    I'm glad you beat me to it! I'm a train nerd and one of the members on a site I frequent is an HVAC guy whose name is Traneman and he got that comment too!

  • ChicagoCooperator
    ChicagoCooperator Member Posts: 327
    So if I can't reuse the original convector element if it is missing or leaks, would I be able to find something to fit the existing space? I think the cavity is only 4" deep and the original convectors are "double-decker" for lack of a better term, with the supply and condensate connections at the same end. I've got the Trane brochure with capacities floating around which talks about the chimney or flue stack (chase really, not a flue), but I'm not sure it spells out the convector element capacity on it's own.
  • ChicagoCooperator
    ChicagoCooperator Member Posts: 327
    After what, five years I finally got around to this project... So my plans were foiled and stymied! I finally got Big Ugly Blue Convector out of my living room - it looked like there had been a convector when I peaked down from the register, but just a big empty cavity.

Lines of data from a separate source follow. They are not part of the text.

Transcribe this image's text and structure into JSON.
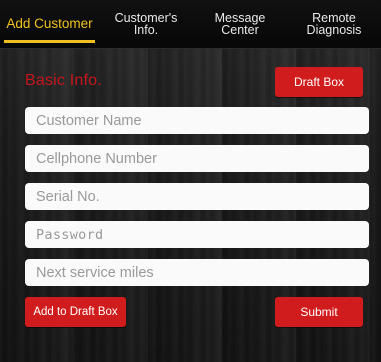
{
  "tabs": [
    {
      "label": "Add Customer",
      "active": true
    },
    {
      "label": "Customer's\nInfo.",
      "active": false
    },
    {
      "label": "Message\nCenter",
      "active": false
    },
    {
      "label": "Remote\nDiagnosis",
      "active": false
    }
  ],
  "form": {
    "section_title": "Basic Info.",
    "draft_box_label": "Draft Box",
    "fields": [
      {
        "placeholder": "Customer Name",
        "value": ""
      },
      {
        "placeholder": "Cellphone Number",
        "value": ""
      },
      {
        "placeholder": "Serial No.",
        "value": ""
      },
      {
        "placeholder": "Password",
        "value": ""
      },
      {
        "placeholder": "Next service miles",
        "value": ""
      }
    ],
    "add_to_draft_label": "Add to Draft Box",
    "submit_label": "Submit"
  },
  "colors": {
    "accent_tab": "#f0c023",
    "button_red": "#d01c1c",
    "title_red": "#c4161c"
  }
}
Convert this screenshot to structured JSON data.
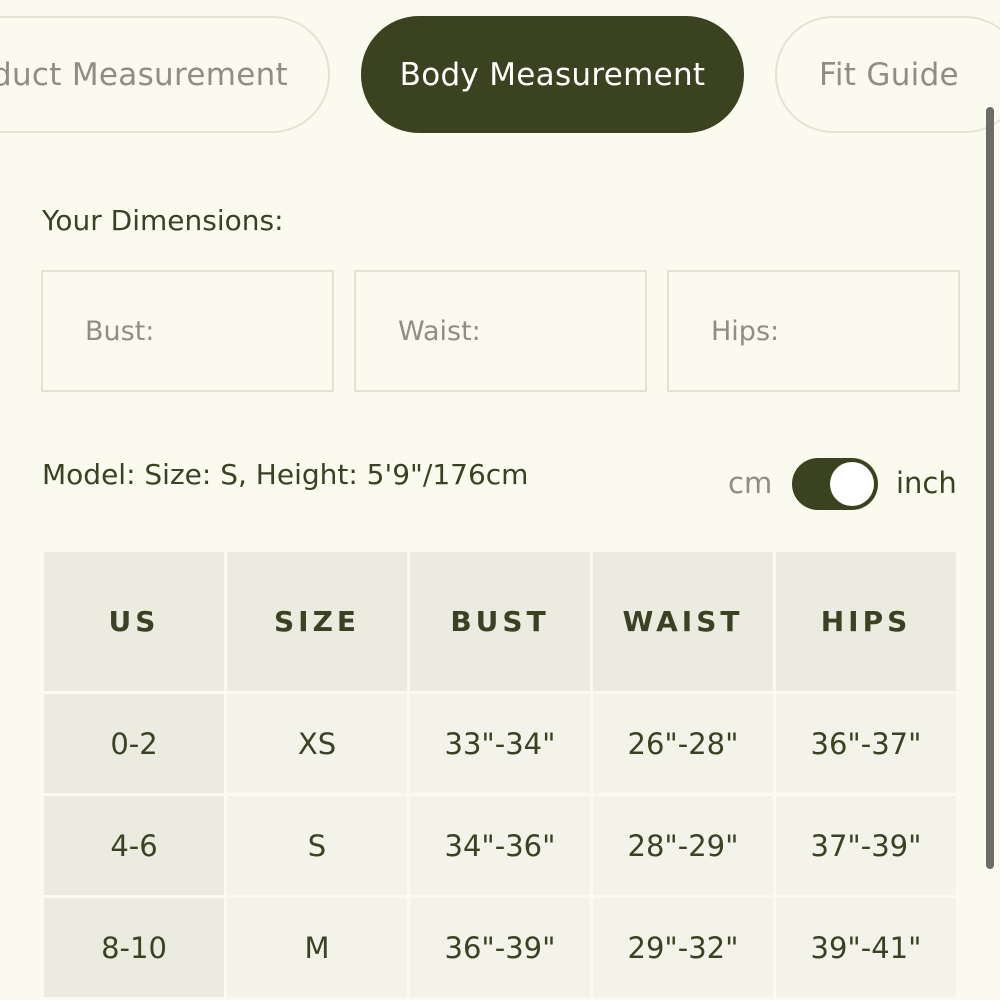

    My question is what would you experts recommend for a replacement convector? Cast iron? Steel?

    Sorry for the poor picture quality, I'll take more later.


    Here's the big gaping hole in my living room.


    The supply and return (with plugged trap).


    The innards of the chase showing the entry of the supply line from the riser. I assume that's all original since the wall is plastered up.


    The opposite end of the aperture/niche for the convector. Apparently the Trane convectors had the connections at both ends (and I'm kicking myself for not getting over to the cousin building to mine which was gutted and snagged some old convectors and dampers for reserve for our building). And yes, those are clay tile flues....

    The chase actually kind of notches into the space behind the chimneybreast/chimneypiece there and then jogs over to be centered in the wall space between the fireplace and the wall.


  • mattmia2
    mattmia2 Member Posts: 7,156
    That chase looks like it is just structural clay tile. It was a common building material in the lat 19th and early 20th century for commercial buildings. My basement that was built in 1924 is made out of it.
  • ChicagoCooperator
    ChicagoCooperator Member Posts: 327
    That's actually the party wall, the exterior walls are that as well, with brick veneer outside. The interior walls are all gypsum block, except at heating units which are plaster on metal lath or plumbing "walls" which are a mish-mash of clay tile, common brick and whatever the heck the contractor used (no proper plumbing chase's - just brick right up to the pipes - this building was built as "affordable" housing for middle income folks in the late 20's so not top quality construction in some regards. The other part, which surprised me a bit, was that the clay tile flues were part of the party wall (I don't think anybody lower down uses, oh, wait, second floor does sometime, their fireplaces). The chase itself is sheet metal lined and clad with plaster on the room side